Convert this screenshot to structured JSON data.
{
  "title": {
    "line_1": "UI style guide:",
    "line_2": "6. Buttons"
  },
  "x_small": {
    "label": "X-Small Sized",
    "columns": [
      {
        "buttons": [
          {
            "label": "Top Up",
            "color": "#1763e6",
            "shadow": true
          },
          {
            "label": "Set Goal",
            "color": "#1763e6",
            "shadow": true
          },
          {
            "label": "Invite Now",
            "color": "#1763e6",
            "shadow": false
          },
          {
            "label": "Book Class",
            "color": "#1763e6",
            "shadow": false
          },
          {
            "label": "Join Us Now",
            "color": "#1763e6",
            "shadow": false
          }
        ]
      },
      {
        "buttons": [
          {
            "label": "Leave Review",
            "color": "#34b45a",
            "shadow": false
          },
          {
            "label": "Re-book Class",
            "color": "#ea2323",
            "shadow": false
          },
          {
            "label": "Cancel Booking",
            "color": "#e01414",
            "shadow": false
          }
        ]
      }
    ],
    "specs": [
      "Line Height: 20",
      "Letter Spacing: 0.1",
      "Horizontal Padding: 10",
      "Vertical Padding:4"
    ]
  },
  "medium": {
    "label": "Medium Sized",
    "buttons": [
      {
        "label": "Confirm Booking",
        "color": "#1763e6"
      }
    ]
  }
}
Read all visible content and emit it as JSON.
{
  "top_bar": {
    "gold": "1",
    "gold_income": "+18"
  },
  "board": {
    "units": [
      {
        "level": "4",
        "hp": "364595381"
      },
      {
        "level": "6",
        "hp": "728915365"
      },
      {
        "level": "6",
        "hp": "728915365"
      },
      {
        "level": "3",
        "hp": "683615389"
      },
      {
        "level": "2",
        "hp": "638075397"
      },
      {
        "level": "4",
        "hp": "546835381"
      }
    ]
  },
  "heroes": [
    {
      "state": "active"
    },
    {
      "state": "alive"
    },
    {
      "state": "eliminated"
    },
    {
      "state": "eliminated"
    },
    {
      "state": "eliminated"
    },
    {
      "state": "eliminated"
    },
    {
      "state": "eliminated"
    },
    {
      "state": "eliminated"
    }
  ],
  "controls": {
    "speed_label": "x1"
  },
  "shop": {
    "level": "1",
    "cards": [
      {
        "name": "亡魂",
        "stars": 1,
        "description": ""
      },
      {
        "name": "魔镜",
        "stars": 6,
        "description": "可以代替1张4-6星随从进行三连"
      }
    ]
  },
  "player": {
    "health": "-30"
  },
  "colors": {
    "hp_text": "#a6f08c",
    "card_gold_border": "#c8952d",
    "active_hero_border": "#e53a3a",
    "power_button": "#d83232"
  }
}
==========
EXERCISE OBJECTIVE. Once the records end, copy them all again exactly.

OUTPUT OF THE TASK.
Convert this screenshot to structured JSON data.
{
  "title": {
    "line_1": "UI style guide:",
    "line_2": "6. Buttons"
  },
  "x_small": {
    "label": "X-Small Sized",
    "columns": [
      {
        "buttons": [
          {
            "label": "Top Up",
            "color": "#1763e6",
            "shadow": true
          },
          {
            "label": "Set Goal",
            "color": "#1763e6",
            "shadow": true
          },
          {
            "label": "Invite Now",
            "color": "#1763e6",
            "shadow": false
          },
          {
            "label": "Book Class",
            "color": "#1763e6",
            "shadow": false
          },
          {
            "label": "Join Us Now",
            "color": "#1763e6",
            "shadow": false
          }
        ]
      },
      {
        "buttons": [
          {
            "label": "Leave Review",
            "color": "#34b45a",
            "shadow": false
          },
          {
            "label": "Re-book Class",
            "color": "#ea2323",
            "shadow": false
          },
          {
            "label": "Cancel Booking",
            "color": "#e01414",
            "shadow": false
          }
        ]
      }
    ],
    "specs": [
      "Line Height: 20",
      "Letter Spacing: 0.1",
      "Horizontal Padding: 10",
      "Vertical Padding:4"
    ]
  },
  "medium": {
    "label": "Medium Sized",
    "buttons": [
      {
        "label": "Confirm Booking",
        "color": "#1763e6"
      }
    ]
  }
}
Read all visible content and emit it as JSON.
{
  "top_bar": {
    "gold": "1",
    "gold_income": "+18"
  },
  "board": {
    "units": [
      {
        "level": "4",
        "hp": "364595381"
      },
      {
        "level": "6",
        "hp": "728915365"
      },
      {
        "level": "6",
        "hp": "728915365"
      },
      {
        "level": "3",
        "hp": "683615389"
      },
      {
        "level": "2",
        "hp": "638075397"
      },
      {
        "level": "4",
        "hp": "546835381"
      }
    ]
  },
  "heroes": [
    {
      "state": "active"
    },
    {
      "state": "alive"
    },
    {
      "state": "eliminated"
    },
    {
      "state": "eliminated"
    },
    {
      "state": "eliminated"
    },
    {
      "state": "eliminated"
    },
    {
      "state": "eliminated"
    },
    {
      "state": "eliminated"
    }
  ],
  "controls": {
    "speed_label": "x1"
  },
  "shop": {
    "level": "1",
    "cards": [
      {
        "name": "亡魂",
        "stars": 1,
        "description": ""
      },
      {
        "name": "魔镜",
        "stars": 6,
        "description": "可以代替1张4-6星随从进行三连"
      }
    ]
  },
  "player": {
    "health": "-30"
  },
  "colors": {
    "hp_text": "#a6f08c",
    "card_gold_border": "#c8952d",
    "active_hero_border": "#e53a3a",
    "power_button": "#d83232"
  }
}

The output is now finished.